A troll who falsely accused an innocent dad of sexually abusing his own children as part of a “frenzied” and “mob rule” internet hate campaign has been jailed.
Housing firm employee Alan Colley used his Facebook page to join in a vicious and damaging conspiracy theory about a man who cannot be identified for legal reasons.
A court heard the youngsters had been “coached” to make false accusations against their dad and hundreds of other people.
Prosecutor Andrew Espley told Newcastle Crown Court: “Every single one of those allegations was demonstrably false. The children had been coached, forced and bullied into saying those things.”
Mr Espley said those responsible for the coaching had supporters, including Colley, who would post things online about the allegations.
“They insist the victim abused his children and say there’s a conspiracy to prevent the truth coming out,” he said.
The court heard a family judge ruled previously that there was no truth in the wild claims and Colley even went on to post something about the judge eating babies.
He also posted the names and pictures of the children online.
Mr Espley said: “The effects on the victim have been profoundly damaging.
“Mr Colley’s posts are part of the reason why he feels unable to live a normal life.
“He feels the posts are designed to stir up anger and hatred.
“Every time he reads one, he is reminded of why he has to be hyper-vigilant.
“He and those who care about him have to monitor the online campaign against him. Some contain death threats and threats to kidnap his children.” Mr Espley said Colley himself was not responsible for those threats himself.
Even after his arrest, Colley carried on posting while released on bail, saying: “My bail conditions don’t allow my to post this but f*** them”.
Mr Espley told the court: “We say the harm suffered couldn’t be a more serious kind of its type.
“His behaviour didn’t only encourage others to do the same but actually encouraged people to join in.”
The court heard Colley, who has a “long list of previous convictions”, published one of the posts while subject to a community order and two of them were done while on bail.
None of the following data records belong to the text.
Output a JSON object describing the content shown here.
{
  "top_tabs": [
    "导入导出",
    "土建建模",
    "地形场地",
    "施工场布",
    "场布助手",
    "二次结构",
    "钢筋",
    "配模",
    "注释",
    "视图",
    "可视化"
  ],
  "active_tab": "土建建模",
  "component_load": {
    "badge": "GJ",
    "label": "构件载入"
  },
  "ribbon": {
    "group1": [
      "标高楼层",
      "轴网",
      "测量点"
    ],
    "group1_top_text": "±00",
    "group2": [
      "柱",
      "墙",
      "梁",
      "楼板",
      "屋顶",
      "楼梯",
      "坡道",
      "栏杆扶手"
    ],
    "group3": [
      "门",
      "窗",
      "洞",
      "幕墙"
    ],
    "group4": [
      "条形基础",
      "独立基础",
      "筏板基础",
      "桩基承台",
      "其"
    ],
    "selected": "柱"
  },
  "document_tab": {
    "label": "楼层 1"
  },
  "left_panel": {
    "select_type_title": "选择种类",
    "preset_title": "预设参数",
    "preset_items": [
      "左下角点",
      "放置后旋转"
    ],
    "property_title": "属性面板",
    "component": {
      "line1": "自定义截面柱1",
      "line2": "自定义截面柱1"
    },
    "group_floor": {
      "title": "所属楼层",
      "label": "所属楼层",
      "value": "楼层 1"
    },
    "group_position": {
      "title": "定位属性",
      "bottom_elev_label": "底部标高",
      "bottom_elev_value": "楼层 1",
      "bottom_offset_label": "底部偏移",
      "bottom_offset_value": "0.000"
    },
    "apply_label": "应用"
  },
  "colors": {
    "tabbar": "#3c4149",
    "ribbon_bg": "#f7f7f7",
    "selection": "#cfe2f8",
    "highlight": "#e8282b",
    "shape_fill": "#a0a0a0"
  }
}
Mr Espley said: “It’s likely to have the most devastating consequence for the victim, as the family court judge said.
“There is no remorse at all for him to rely on as mitigation.”
Colley, of Laverock Place, Kenton, Newcastle, admitted sending malicious communications and was jailed for nine months. He was also made subject to a criminal behaviour order prohibiting him posting similar material again.
Judge Edward Bindloss told him: “You posted various grossly offensive remarks on your Facebook page which was open to others and open to people to see and read and re-post.
“You wrongly believed two children who you had no connection with had been sexually abused by their father and you joined in a campaign for a prolonged period in what you saw as a passionate search for truth and justice but in fact was an obsessive and frenzied quest of injustice.
“There was no credible evidence they had been sexually abused and the High Court judge made a definitive finding of such.
“You stirred up anxiety and distress for the complainant.
“This was not your fight but you joined in with gusto.
“Even now, it seems you fail to see the larger picture and your role in this vicious internet mob rule.”
Peter Walsh, defending, said: “This was something that was going on before he entered the fray.
“People ended up believing what others put on the internet.”
Mr Walsh said Colley and others believed the allegations and that the system had failed people.
Judge Bindloss commented: “All conspiracy theorists find material that support what they think is the true position.”
Mr Walsh added: “He is in employment and there is a reference from a site manager at Taylor Wimpey, it’s a glowing reference.
“The defendant is a site operative and checks the finished product. He is in a high level of trust and has responsiblity.
“Once he got work, he stopped his obsession about the internet.
“He has a long term partner and two grown up children.”